Use the Cassette menu to select SMASHUP or VOLCANO and then type RUN and hit Enter in the main (green) screen. Or you can type LIST to see program. However, here are the program listings:
0 DIMT,L(8),D(8),V(8),C(8),R,I,J,K(255),H,Q,V,M:V(1)=-1:V(2)=-33:V(3)=-32:V(4)=-31:V(5)=1:V(6)=33:V(7)=32:V(8)=31:GOTO7 1 SOUND100,1:S=S+1:PRINT@480,"SC"S"HI"HI;:ON-(S<HI)GOTO5:HI=S:PRINT@480,"SC"S"HI"HI;:GOTO5 2 POKE49151,64:POKEL(T),134:L=L-1:PRINT@496,"LIVES"L;:POKEL(T),137:SOUND1,1:ON-(L>.)GOTO5:GOTO6 3 Q=2:FORV=1TO350:FORT=.TO7:IFPEEK(L(T)+V(D(T)))=.THEND(T)=RND(8):GOTO5 4 POKEL(T),H:L(T)=L(T)+V(D(T)):I=PEEK(L(T)):IFI>HTHENIFT=.ORI=RTHENON-(T=.)GOTO1:GOTO2 5 POKEL(T),C(T):NEXT:D(.)=K(PEEK(Q)ANDPEEK(J)):NEXT 6 FORT=1TO10:SOUND99,1:NEXT:PRINT@496,"TRY AGAIN?";:FORI=0TO1STEP0:Q=ASC(INKEY$+CHR$(0)):I=-(Q=89ORQ=78):NEXT 7 CLS:PRINT@452,"smash up! BY JIM GERRIE":V=32:H=128:I=16:J=17023:R=143:K(65)=1:K(68)=5:K(87)=3:K(83)=7:S=0:POKE16925,0 8 POKE16926,1:M=16384:FORT=MTOM+479:POKET,.:NEXT:FORT=1TO13:?@V*T+1,"€€€€€€€€€€€€€€€€€€€€€€€€€€€€€€";:NEXT 9 FORT=0TO7:D(T)=RND(8):C(T)=R+T*I:NEXT:FORT=0TO7:L(T)=M+261+3*T:POKEL(T),C(T):NEXT:L=4:ON-(Q<>78)GOTO3:END 10 REM 1 1 1 11 REM 1 2 3 4 5 6 7 8 9 0 1 2 12 REM789012345678901234567890123456789012345678901234567890123456789012345678901234567890123456789012345678901234567890 13 REM smash up! JIM GERRIE 14 REM 2023 10-LINER CONTEST 15 REM USE: W 16 REM A S D 17 REM YOU ARE THE GREEN CAR. 18 REM SMASH INTO THE OTHER 19 REM CARS, BUT DON'T LET 20 REM THEM SMASH INTO YOU. 21 REM THERE IS A TIME LIMIT.
Both programs use PEEK and POKES to place the player objects on the screen and to check for collisions between objects.
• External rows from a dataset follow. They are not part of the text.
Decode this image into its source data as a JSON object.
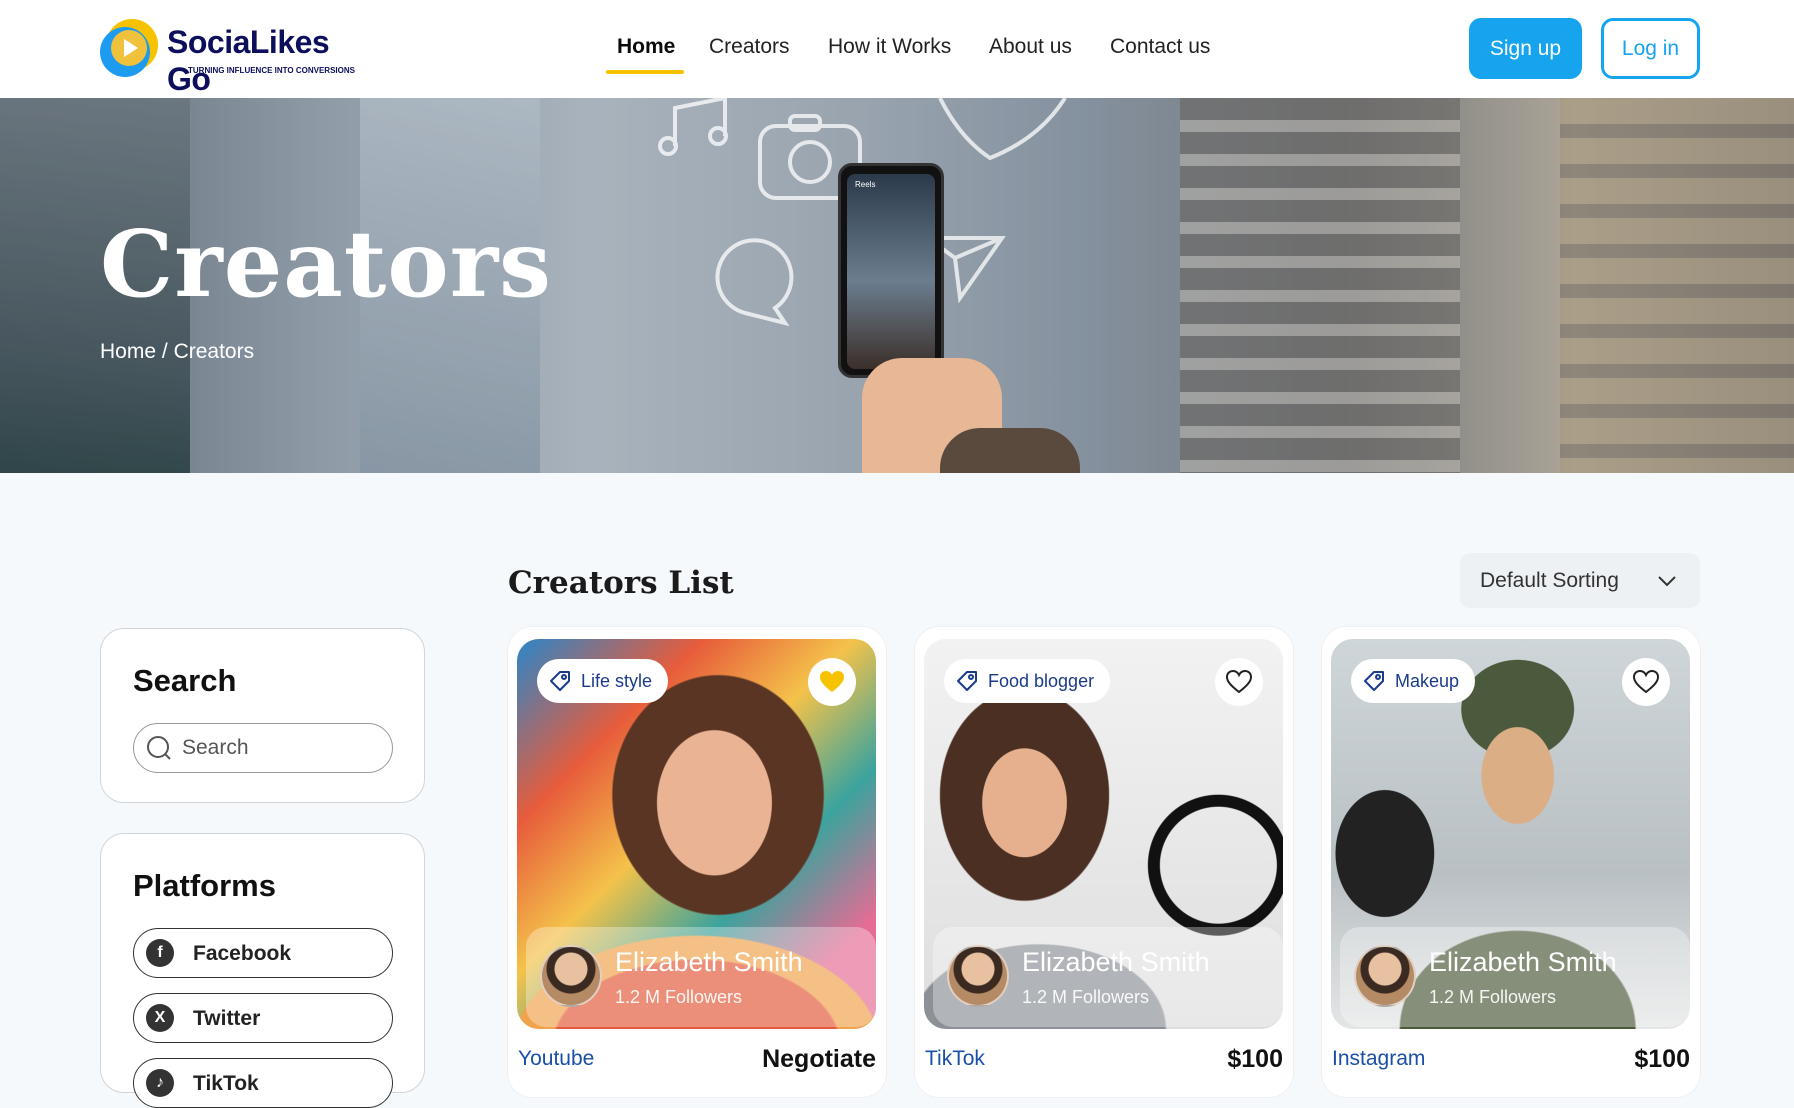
{
  "brand": {
    "name": "SociaLikes Go",
    "tagline": "TURNING INFLUENCE INTO CONVERSIONS",
    "colors": {
      "primary": "#16a4ee",
      "accent": "#f7c300",
      "brand_text": "#0d0e5c"
    }
  },
  "nav": {
    "items": [
      {
        "label": "Home",
        "active": true
      },
      {
        "label": "Creators",
        "active": false
      },
      {
        "label": "How it Works",
        "active": false
      },
      {
        "label": "About us",
        "active": false
      },
      {
        "label": "Contact us",
        "active": false
      }
    ],
    "signup_label": "Sign up",
    "login_label": "Log in"
  },
  "hero": {
    "title": "Creators",
    "breadcrumb": {
      "home": "Home",
      "separator": "/",
      "current": "Creators"
    },
    "phone_label": "Reels"
  },
  "sidebar": {
    "search": {
      "title": "Search",
      "placeholder": "Search",
      "value": ""
    },
    "platforms": {
      "title": "Platforms",
      "items": [
        {
          "label": "Facebook",
          "icon": "facebook-icon"
        },
        {
          "label": "Twitter",
          "icon": "x-twitter-icon"
        },
        {
          "label": "TikTok",
          "icon": "tiktok-icon"
        }
      ]
    }
  },
  "main": {
    "list_title": "Creators List",
    "sort": {
      "selected": "Default Sorting",
      "icon": "chevron-down-icon"
    },
    "cards": [
      {
        "category": "Life style",
        "favorited": true,
        "name": "Elizabeth Smith",
        "followers": "1.2 M Followers",
        "platform": "Youtube",
        "price": "Negotiate"
      },
      {
        "category": "Food blogger",
        "favorited": false,
        "name": "Elizabeth Smith",
        "followers": "1.2 M Followers",
        "platform": "TikTok",
        "price": "$100"
      },
      {
        "category": "Makeup",
        "favorited": false,
        "name": "Elizabeth Smith",
        "followers": "1.2 M Followers",
        "platform": "Instagram",
        "price": "$100"
      }
    ]
  }
}
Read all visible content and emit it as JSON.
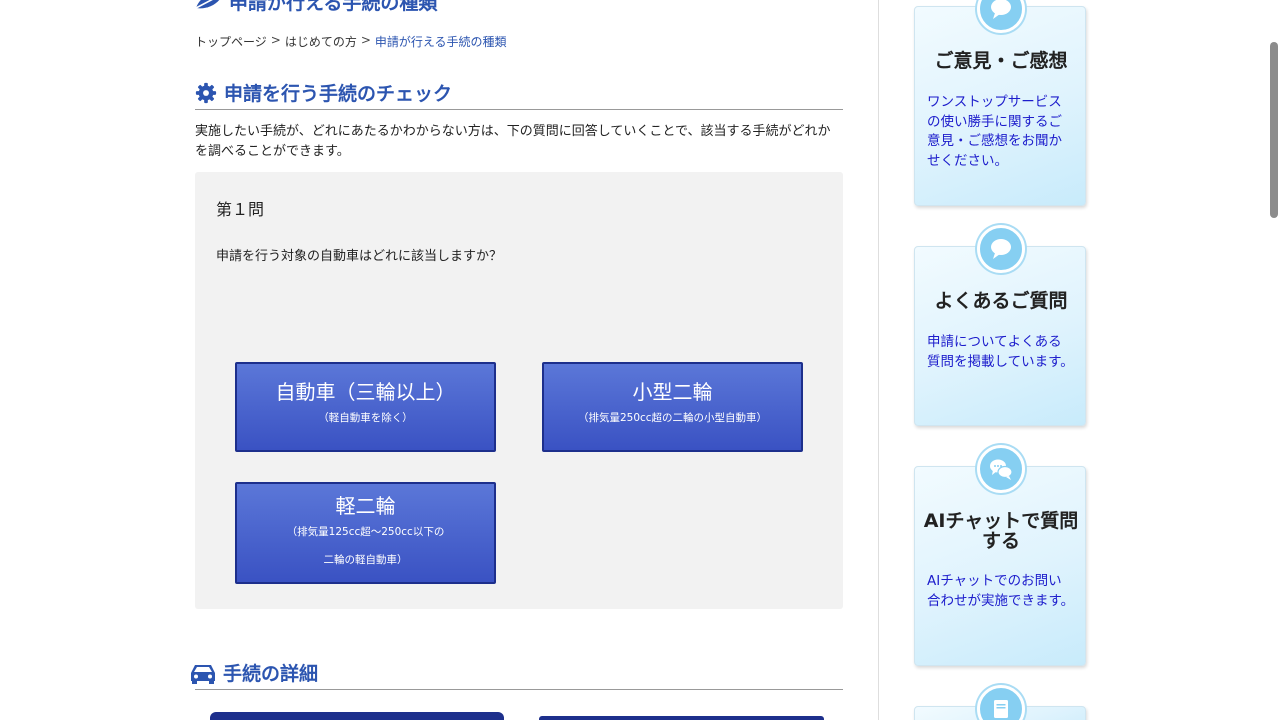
{
  "page_heading": "申請が行える手続の種類",
  "breadcrumb": {
    "items": [
      "トップページ",
      "はじめての方",
      "申請が行える手続の種類"
    ],
    "separator": ">"
  },
  "check_section": {
    "title": "申請を行う手続のチェック",
    "intro": "実施したい手続が、どれにあたるかわからない方は、下の質問に回答していくことで、該当する手続がどれかを調べることができます。",
    "question_number": "第１問",
    "question": "申請を行う対象の自動車はどれに該当しますか？",
    "choices": [
      {
        "label": "自動車（三輪以上）",
        "sub": "（軽自動車を除く）"
      },
      {
        "label": "小型二輪",
        "sub": "（排気量250cc超の二輪の小型自動車）"
      },
      {
        "label": "軽二輪",
        "sub1": "（排気量125cc超～250cc以下の",
        "sub2": "二輪の軽自動車）"
      }
    ]
  },
  "detail_section": {
    "title": "手続の詳細"
  },
  "sidebar": {
    "cards": [
      {
        "title": "ご意見・ご感想",
        "desc": "ワンストップサービスの使い勝手に関するご意見・ご感想をお聞かせください。",
        "icon": "speech-bubble-icon"
      },
      {
        "title": "よくあるご質問",
        "desc": "申請についてよくある質問を掲載しています。",
        "icon": "speech-bubble-icon"
      },
      {
        "title": "AIチャットで質問する",
        "desc": "AIチャットでのお問い合わせが実施できます。",
        "icon": "chat-bubbles-icon"
      },
      {
        "title": "",
        "desc": "",
        "icon": "book-icon"
      }
    ]
  },
  "colors": {
    "heading_blue": "#2c55b0",
    "button_blue": "#3a52c3",
    "button_border": "#1d2f8c",
    "link_blue": "#1d1dcc",
    "card_icon": "#86cff2"
  }
}
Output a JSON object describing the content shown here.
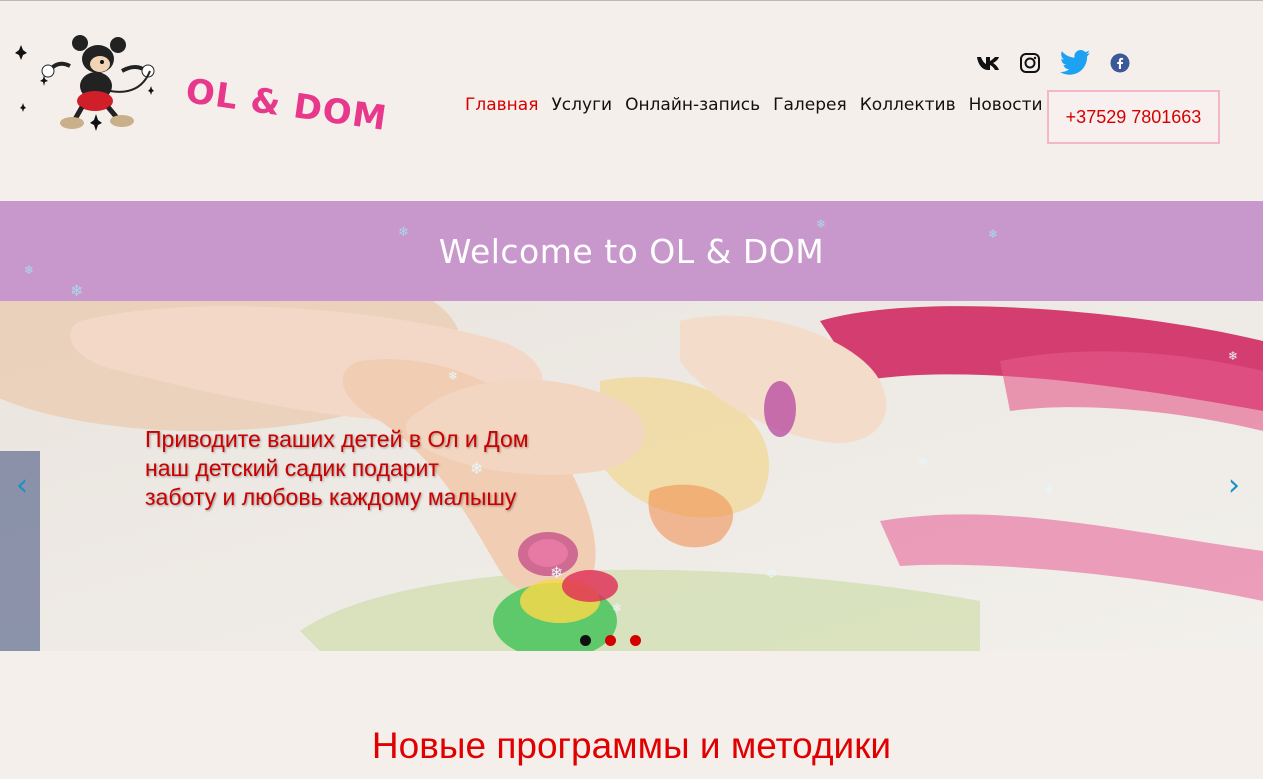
{
  "header": {
    "brand": "OL & DOM",
    "mascot_icon": "mickey-mouse-mascot",
    "social": [
      {
        "name": "vk-icon",
        "color": "#111111"
      },
      {
        "name": "instagram-icon",
        "color": "#111111"
      },
      {
        "name": "twitter-icon",
        "color": "#1da1f2"
      },
      {
        "name": "facebook-icon",
        "color": "#3b5998"
      }
    ],
    "nav": [
      {
        "label": "Главная",
        "active": true
      },
      {
        "label": "Услуги",
        "active": false
      },
      {
        "label": "Онлайн-запись",
        "active": false
      },
      {
        "label": "Галерея",
        "active": false
      },
      {
        "label": "Коллектив",
        "active": false
      },
      {
        "label": "Новости",
        "active": false
      }
    ],
    "phone": "+37529 7801663"
  },
  "welcome": {
    "text": "Welcome to OL & DOM"
  },
  "carousel": {
    "caption_lines": [
      "Приводите ваших детей в Ол и Дом",
      "наш детский садик подарит",
      "заботу и любовь каждому малышу"
    ],
    "prev_label": "‹",
    "next_label": "›",
    "slide_count": 3,
    "active_slide": 1
  },
  "section": {
    "title": "Новые программы и методики"
  },
  "colors": {
    "accent_red": "#d60000",
    "brand_pink": "#e8388c",
    "band_purple": "#c897cb",
    "page_bg": "#f5efec"
  }
}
Key sensing is also achieved using PEEKs for speed and for continuous input sensing rather than the single key press sensing of INKEY$.
Volcano uses a large number of PRINT statements with the graphic of the volcano to refresh the screen. It also uses the RESET command (line 7) of Micro Color BASIC to plot the exploding debris from the volcano. The POINT command is used to determine if a RESET space is clear.
In both programs ON-(A=B)GOTO2 constructs are used instead of IFA=BTHEN2 to allow for multiple branches to be packed onto a single line. For example see the end of line 9 in Smashup.
ERII (for SHAU category)
This program simply presents a memorial image of her Majesty Queen Elizbeth the Second. It uses a special screen mode of the MC-10 to get 9 colours rather than the regular 8. One of those colours works better as a skin tone. This program is for the SHAU category.